*Source information*
===

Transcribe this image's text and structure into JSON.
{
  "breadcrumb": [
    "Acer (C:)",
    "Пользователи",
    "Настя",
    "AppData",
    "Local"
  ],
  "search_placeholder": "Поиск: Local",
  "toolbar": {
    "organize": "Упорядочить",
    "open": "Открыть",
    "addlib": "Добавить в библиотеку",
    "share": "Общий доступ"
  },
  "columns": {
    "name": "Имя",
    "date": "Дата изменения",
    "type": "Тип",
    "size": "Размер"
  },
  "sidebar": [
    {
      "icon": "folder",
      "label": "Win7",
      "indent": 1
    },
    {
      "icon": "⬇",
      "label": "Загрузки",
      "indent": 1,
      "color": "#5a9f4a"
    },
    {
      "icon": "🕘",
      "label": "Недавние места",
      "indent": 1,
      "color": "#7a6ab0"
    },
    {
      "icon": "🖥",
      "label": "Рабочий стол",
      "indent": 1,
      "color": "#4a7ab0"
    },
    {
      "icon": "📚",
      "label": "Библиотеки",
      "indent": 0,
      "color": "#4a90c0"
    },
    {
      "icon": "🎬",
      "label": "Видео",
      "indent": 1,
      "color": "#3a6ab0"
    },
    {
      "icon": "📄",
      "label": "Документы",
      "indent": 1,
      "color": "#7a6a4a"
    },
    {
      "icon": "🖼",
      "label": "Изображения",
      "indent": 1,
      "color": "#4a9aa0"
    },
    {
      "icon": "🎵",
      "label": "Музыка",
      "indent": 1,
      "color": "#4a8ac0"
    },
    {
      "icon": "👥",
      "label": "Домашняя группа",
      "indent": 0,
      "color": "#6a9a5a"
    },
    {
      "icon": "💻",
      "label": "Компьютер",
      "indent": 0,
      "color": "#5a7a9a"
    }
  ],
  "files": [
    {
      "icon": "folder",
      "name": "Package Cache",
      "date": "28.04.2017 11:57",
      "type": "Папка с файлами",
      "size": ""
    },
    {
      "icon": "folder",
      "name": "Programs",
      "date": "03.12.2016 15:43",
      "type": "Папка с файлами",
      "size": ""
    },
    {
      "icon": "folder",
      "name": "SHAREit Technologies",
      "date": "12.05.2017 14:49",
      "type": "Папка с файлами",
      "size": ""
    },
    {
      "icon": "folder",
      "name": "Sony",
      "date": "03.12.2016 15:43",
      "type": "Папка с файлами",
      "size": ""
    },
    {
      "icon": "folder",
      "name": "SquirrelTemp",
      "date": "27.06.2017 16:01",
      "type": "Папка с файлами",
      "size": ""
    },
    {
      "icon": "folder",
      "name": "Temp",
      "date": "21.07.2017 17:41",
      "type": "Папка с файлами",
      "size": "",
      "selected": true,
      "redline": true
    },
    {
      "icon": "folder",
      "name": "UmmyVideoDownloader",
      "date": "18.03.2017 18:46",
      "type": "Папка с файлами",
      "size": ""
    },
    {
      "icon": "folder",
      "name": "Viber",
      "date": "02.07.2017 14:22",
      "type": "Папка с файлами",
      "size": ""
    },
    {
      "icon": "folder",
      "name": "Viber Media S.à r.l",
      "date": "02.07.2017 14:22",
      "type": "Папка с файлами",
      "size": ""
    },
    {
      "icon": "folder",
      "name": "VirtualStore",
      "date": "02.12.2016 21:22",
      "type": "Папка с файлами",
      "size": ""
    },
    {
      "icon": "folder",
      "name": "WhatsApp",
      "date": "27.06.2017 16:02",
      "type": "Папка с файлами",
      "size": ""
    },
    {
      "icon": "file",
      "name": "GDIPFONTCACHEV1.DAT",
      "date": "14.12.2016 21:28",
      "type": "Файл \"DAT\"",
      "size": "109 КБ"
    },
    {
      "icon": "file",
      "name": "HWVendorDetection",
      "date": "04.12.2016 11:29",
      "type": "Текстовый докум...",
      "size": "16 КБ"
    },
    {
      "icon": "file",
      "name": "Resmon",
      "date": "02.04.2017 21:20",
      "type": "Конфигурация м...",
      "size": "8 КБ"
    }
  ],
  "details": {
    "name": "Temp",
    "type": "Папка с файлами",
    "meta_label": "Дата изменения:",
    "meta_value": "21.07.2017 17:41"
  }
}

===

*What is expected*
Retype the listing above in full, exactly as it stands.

*Task result*
Transcribe this image's text and structure into JSON.
{
  "breadcrumb": [
    "Acer (C:)",
    "Пользователи",
    "Настя",
    "AppData",
    "Local"
  ],
  "search_placeholder": "Поиск: Local",
  "toolbar": {
    "organize": "Упорядочить",
    "open": "Открыть",
    "addlib": "Добавить в библиотеку",
    "share": "Общий доступ"
  },
  "columns": {
    "name": "Имя",
    "date": "Дата изменения",
    "type": "Тип",
    "size": "Размер"
  },
  "sidebar": [
    {
      "icon": "folder",
      "label": "Win7",
      "indent": 1
    },
    {
      "icon": "⬇",
      "label": "Загрузки",
      "indent": 1,
      "color": "#5a9f4a"
    },
    {
      "icon": "🕘",
      "label": "Недавние места",
      "indent": 1,
      "color": "#7a6ab0"
    },
    {
      "icon": "🖥",
      "label": "Рабочий стол",
      "indent": 1,
      "color": "#4a7ab0"
    },
    {
      "icon": "📚",
      "label": "Библиотеки",
      "indent": 0,
      "color": "#4a90c0"
    },
    {
      "icon": "🎬",
      "label": "Видео",
      "indent": 1,
      "color": "#3a6ab0"
    },
    {
      "icon": "📄",
      "label": "Документы",
      "indent": 1,
      "color": "#7a6a4a"
    },
    {
      "icon": "🖼",
      "label": "Изображения",
      "indent": 1,
      "color": "#4a9aa0"
    },
    {
      "icon": "🎵",
      "label": "Музыка",
      "indent": 1,
      "color": "#4a8ac0"
    },
    {
      "icon": "👥",
      "label": "Домашняя группа",
      "indent": 0,
      "color": "#6a9a5a"
    },
    {
      "icon": "💻",
      "label": "Компьютер",
      "indent": 0,
      "color": "#5a7a9a"
    }
  ],
  "files": [
    {
      "icon": "folder",
      "name": "Package Cache",
      "date": "28.04.2017 11:57",
      "type": "Папка с файлами",
      "size": ""
    },
    {
      "icon": "folder",
      "name": "Programs",
      "date": "03.12.2016 15:43",
      "type": "Папка с файлами",
      "size": ""
    },
    {
      "icon": "folder",
      "name": "SHAREit Technologies",
      "date": "12.05.2017 14:49",
      "type": "Папка с файлами",
      "size": ""
    },
    {
      "icon": "folder",
      "name": "Sony",
      "date": "03.12.2016 15:43",
      "type": "Папка с файлами",
      "size": ""
    },
    {
      "icon": "folder",
      "name": "SquirrelTemp",
      "date": "27.06.2017 16:01",
      "type": "Папка с файлами",
      "size": ""
    },
    {
      "icon": "folder",
      "name": "Temp",
      "date": "21.07.2017 17:41",
      "type": "Папка с файлами",
      "size": "",
      "selected": true,
      "redline": true
    },
    {
      "icon": "folder",
      "name": "UmmyVideoDownloader",
      "date": "18.03.2017 18:46",
      "type": "Папка с файлами",
      "size": ""
    },
    {
      "icon": "folder",
      "name": "Viber",
      "date": "02.07.2017 14:22",
      "type": "Папка с файлами",
      "size": ""
    },
    {
      "icon": "folder",
      "name": "Viber Media S.à r.l",
      "date": "02.07.2017 14:22",
      "type": "Папка с файлами",
      "size": ""
    },
    {
      "icon": "folder",
      "name": "VirtualStore",
      "date": "02.12.2016 21:22",
      "type": "Папка с файлами",
      "size": ""
    },
    {
      "icon": "folder",
      "name": "WhatsApp",
      "date": "27.06.2017 16:02",
      "type": "Папка с файлами",
      "size": ""
    },
    {
      "icon": "file",
      "name": "GDIPFONTCACHEV1.DAT",
      "date": "14.12.2016 21:28",
      "type": "Файл \"DAT\"",
      "size": "109 КБ"
    },
    {
      "icon": "file",
      "name": "HWVendorDetection",
      "date": "04.12.2016 11:29",
      "type": "Текстовый докум...",
      "size": "16 КБ"
    },
    {
      "icon": "file",
      "name": "Resmon",
      "date": "02.04.2017 21:20",
      "type": "Конфигурация м...",
      "size": "8 КБ"
    }
  ],
  "details": {
    "name": "Temp",
    "type": "Папка с файлами",
    "meta_label": "Дата изменения:",
    "meta_value": "21.07.2017 17:41"
  }
}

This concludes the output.